Recorded data:
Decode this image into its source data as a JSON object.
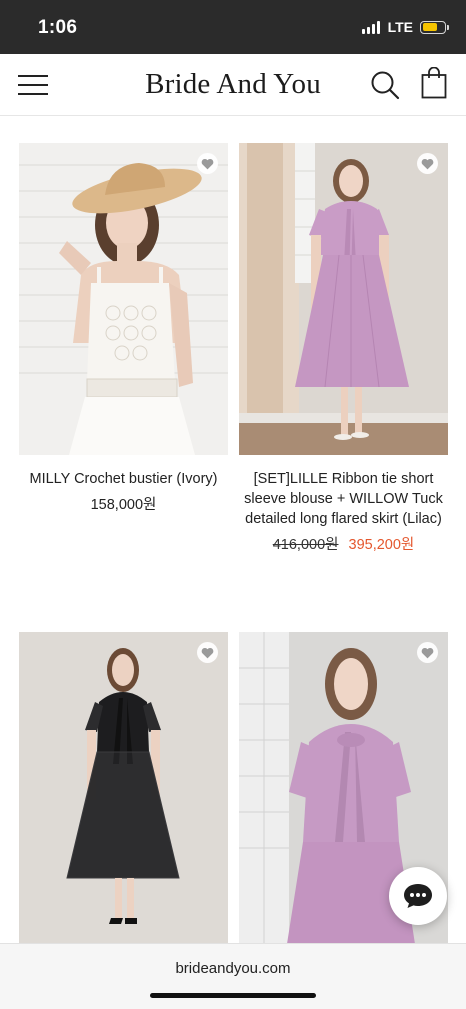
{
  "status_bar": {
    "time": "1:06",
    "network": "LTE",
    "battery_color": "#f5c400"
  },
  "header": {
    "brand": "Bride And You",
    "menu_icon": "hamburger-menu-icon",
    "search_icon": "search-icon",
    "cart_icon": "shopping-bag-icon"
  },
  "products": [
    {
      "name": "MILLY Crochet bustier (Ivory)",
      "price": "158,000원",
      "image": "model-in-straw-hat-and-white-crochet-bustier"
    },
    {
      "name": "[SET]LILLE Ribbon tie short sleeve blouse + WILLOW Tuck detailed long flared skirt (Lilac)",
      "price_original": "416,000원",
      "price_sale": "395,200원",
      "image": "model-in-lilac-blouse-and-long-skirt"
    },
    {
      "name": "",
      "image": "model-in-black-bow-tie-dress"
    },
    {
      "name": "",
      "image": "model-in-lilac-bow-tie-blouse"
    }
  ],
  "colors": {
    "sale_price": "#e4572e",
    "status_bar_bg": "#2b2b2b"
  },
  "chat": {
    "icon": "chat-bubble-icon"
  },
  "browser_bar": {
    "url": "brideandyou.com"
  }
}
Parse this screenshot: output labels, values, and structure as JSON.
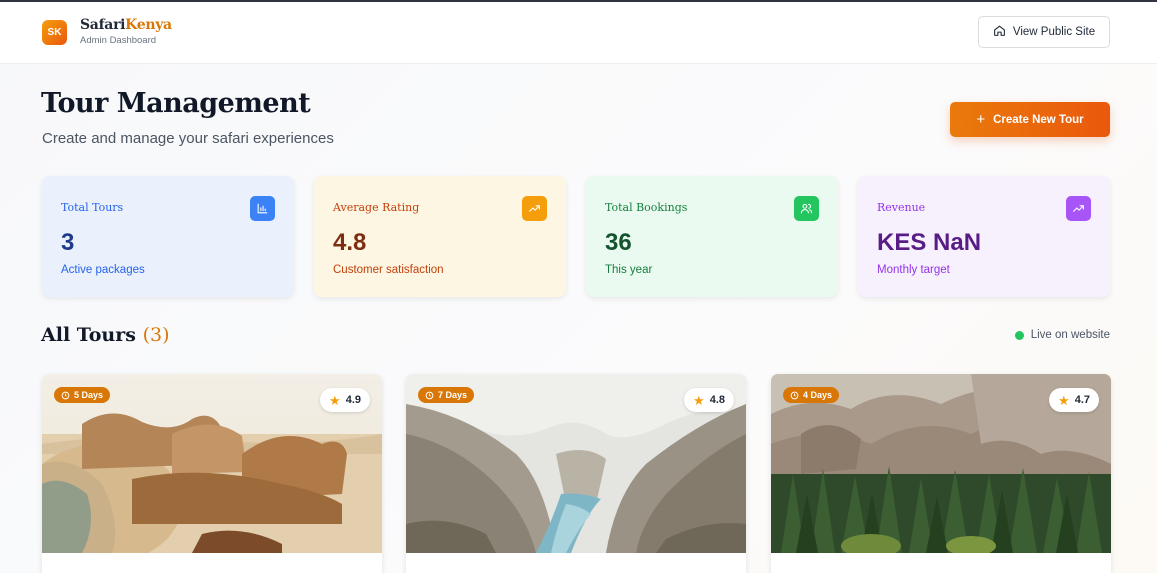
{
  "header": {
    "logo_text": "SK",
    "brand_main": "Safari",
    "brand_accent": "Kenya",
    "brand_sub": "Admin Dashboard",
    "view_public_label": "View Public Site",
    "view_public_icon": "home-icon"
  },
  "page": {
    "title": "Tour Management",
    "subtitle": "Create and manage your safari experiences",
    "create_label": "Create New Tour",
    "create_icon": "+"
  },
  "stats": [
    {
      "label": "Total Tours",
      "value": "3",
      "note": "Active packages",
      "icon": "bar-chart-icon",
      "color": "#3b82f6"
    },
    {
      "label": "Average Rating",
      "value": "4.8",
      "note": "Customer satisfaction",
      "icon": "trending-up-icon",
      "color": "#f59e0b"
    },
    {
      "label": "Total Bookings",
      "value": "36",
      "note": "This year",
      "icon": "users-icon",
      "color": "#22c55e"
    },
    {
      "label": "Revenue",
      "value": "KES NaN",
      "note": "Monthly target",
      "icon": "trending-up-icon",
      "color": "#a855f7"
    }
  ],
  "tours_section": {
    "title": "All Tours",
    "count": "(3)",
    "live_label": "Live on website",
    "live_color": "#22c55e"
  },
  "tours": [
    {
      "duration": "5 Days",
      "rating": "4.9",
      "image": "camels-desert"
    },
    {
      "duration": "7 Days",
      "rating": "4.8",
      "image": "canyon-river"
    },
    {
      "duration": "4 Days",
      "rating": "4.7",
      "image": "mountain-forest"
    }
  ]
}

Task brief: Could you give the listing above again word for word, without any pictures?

Response area:
Decode this image into its source data as a JSON object.
{
  "status_bar": {
    "time": "1:06",
    "network": "LTE",
    "battery_color": "#f5c400"
  },
  "header": {
    "brand": "Bride And You",
    "menu_icon": "hamburger-menu-icon",
    "search_icon": "search-icon",
    "cart_icon": "shopping-bag-icon"
  },
  "products": [
    {
      "name": "MILLY Crochet bustier (Ivory)",
      "price": "158,000원",
      "image": "model-in-straw-hat-and-white-crochet-bustier"
    },
    {
      "name": "[SET]LILLE Ribbon tie short sleeve blouse + WILLOW Tuck detailed long flared skirt (Lilac)",
      "price_original": "416,000원",
      "price_sale": "395,200원",
      "image": "model-in-lilac-blouse-and-long-skirt"
    },
    {
      "name": "",
      "image": "model-in-black-bow-tie-dress"
    },
    {
      "name": "",
      "image": "model-in-lilac-bow-tie-blouse"
    }
  ],
  "colors": {
    "sale_price": "#e4572e",
    "status_bar_bg": "#2b2b2b"
  },
  "chat": {
    "icon": "chat-bubble-icon"
  },
  "browser_bar": {
    "url": "brideandyou.com"
  }
}
Parse this screenshot: output labels, values, and structure as JSON.
{
  "header": {
    "logo_text": "SK",
    "brand_main": "Safari",
    "brand_accent": "Kenya",
    "brand_sub": "Admin Dashboard",
    "view_public_label": "View Public Site",
    "view_public_icon": "home-icon"
  },
  "page": {
    "title": "Tour Management",
    "subtitle": "Create and manage your safari experiences",
    "create_label": "Create New Tour",
    "create_icon": "+"
  },
  "stats": [
    {
      "label": "Total Tours",
      "value": "3",
      "note": "Active packages",
      "icon": "bar-chart-icon",
      "color": "#3b82f6"
    },
    {
      "label": "Average Rating",
      "value": "4.8",
      "note": "Customer satisfaction",
      "icon": "trending-up-icon",
      "color": "#f59e0b"
    },
    {
      "label": "Total Bookings",
      "value": "36",
      "note": "This year",
      "icon": "users-icon",
      "color": "#22c55e"
    },
    {
      "label": "Revenue",
      "value": "KES NaN",
      "note": "Monthly target",
      "icon": "trending-up-icon",
      "color": "#a855f7"
    }
  ],
  "tours_section": {
    "title": "All Tours",
    "count": "(3)",
    "live_label": "Live on website",
    "live_color": "#22c55e"
  },
  "tours": [
    {
      "duration": "5 Days",
      "rating": "4.9",
      "image": "camels-desert"
    },
    {
      "duration": "7 Days",
      "rating": "4.8",
      "image": "canyon-river"
    },
    {
      "duration": "4 Days",
      "rating": "4.7",
      "image": "mountain-forest"
    }
  ]
}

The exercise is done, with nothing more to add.